So Corridor will drill instead on the Newfoundland side.
Geologists estimate that there are about 2 billion barrels of oil in Quebec’s portion of Old Harry. But the deposit could also be natural gas or perhaps a salt dome.
“We want 100 per cent of the royalties,” Normandeau told reporters. “Our priority in the short term is Old Harry.”
The federal government, backed by a Supreme Court of Canada ruling, claims full ownership of Canada’s offshore resources. Quebec also claims full ownership of undersea gas and oil deposits.
Normandeau said reopening the constitution to resolve the dispute is a dead-end.
So, like Newfoundland and Nova Scotia, Quebec will seek an administrative agreement with Ottawa, which will leave the ownership issue unresolved.
Under the administrative agreements reached by the two Atlantic provinces, joint federal-provincial boards manage offshore hydrocarbons.
Normandeau said Quebec wants to collect all the royalties itself, without federal participation.
She said the fact Christian Paradis, a Quebec MP, now is the federal natural resources minister represents an opportunity to resolve the dispute.
“I would be totally irresponsible not to seize this opportunity,” the minister said.
Normandeau added that Paradis is expecting Quebec to make this offer and talks will take place at the “top level” between deputy ministers, but that she plans to get actively involved in the talks as well.
Here's to the crazy ones, the misfits, the rebels, the troublemakers, the
round pegs in the square holes... the ones who see things differently -- they're
not fond of rules... You can quote them, disagree with them, glorify or vilify
them, but the only thing you can't do is ignore them because they change
things... they push the human race forward, and while some may see them as the

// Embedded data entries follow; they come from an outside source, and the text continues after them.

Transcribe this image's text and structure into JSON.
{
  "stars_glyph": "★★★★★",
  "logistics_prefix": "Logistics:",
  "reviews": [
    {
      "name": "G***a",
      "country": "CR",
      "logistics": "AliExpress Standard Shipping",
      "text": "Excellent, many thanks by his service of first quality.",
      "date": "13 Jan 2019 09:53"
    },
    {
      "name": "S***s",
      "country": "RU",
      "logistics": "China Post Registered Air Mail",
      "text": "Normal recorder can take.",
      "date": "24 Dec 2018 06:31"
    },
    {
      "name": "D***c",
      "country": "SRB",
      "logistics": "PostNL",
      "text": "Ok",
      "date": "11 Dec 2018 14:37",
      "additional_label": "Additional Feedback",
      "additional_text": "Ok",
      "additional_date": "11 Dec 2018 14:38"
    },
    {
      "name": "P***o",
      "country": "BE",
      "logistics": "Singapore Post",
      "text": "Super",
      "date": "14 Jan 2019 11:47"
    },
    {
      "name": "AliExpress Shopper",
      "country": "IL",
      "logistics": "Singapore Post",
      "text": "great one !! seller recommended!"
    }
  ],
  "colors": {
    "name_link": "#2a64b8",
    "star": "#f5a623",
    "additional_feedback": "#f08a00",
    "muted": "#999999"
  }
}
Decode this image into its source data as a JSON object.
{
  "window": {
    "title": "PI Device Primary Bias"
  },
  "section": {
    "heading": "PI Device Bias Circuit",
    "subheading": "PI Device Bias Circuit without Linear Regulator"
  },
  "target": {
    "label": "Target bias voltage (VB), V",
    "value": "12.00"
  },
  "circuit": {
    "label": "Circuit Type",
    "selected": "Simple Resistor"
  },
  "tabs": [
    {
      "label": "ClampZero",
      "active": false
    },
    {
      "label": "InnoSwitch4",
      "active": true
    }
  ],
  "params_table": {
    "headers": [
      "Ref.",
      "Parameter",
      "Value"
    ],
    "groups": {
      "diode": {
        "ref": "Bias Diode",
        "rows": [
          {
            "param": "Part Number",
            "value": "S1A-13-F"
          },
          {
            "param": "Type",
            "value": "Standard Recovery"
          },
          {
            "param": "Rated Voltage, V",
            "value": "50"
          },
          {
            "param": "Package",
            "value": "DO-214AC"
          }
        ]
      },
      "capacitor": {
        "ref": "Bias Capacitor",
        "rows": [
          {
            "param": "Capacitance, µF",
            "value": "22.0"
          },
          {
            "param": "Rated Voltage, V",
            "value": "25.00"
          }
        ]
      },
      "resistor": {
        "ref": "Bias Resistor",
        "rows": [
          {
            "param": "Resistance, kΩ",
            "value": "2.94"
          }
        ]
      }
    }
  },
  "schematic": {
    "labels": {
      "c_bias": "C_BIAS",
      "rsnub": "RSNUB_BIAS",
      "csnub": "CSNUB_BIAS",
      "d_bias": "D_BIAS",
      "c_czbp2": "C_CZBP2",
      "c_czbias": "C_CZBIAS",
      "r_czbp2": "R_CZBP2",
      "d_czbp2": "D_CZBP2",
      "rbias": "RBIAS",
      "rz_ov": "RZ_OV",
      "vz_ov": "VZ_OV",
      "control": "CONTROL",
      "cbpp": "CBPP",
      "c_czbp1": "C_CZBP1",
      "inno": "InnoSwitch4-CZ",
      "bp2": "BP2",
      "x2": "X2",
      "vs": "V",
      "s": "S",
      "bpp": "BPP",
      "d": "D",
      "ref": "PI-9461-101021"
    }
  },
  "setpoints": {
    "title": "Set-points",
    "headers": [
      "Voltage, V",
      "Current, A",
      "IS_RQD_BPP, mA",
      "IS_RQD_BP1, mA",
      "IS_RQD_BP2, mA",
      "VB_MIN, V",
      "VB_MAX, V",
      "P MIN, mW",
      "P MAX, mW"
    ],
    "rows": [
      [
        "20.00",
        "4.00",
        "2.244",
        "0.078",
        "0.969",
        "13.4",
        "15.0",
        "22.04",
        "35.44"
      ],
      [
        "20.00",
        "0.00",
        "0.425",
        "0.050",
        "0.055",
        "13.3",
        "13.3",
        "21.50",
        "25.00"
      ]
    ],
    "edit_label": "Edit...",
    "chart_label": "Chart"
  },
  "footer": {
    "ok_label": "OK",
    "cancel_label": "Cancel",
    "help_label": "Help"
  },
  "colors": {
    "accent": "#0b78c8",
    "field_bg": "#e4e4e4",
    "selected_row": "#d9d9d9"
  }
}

crazy ones, we see genius, because the ones who are crazy enough to think that
they can change the world, are the ones who do.
US computer engineer & industrialist (1955 - 2011)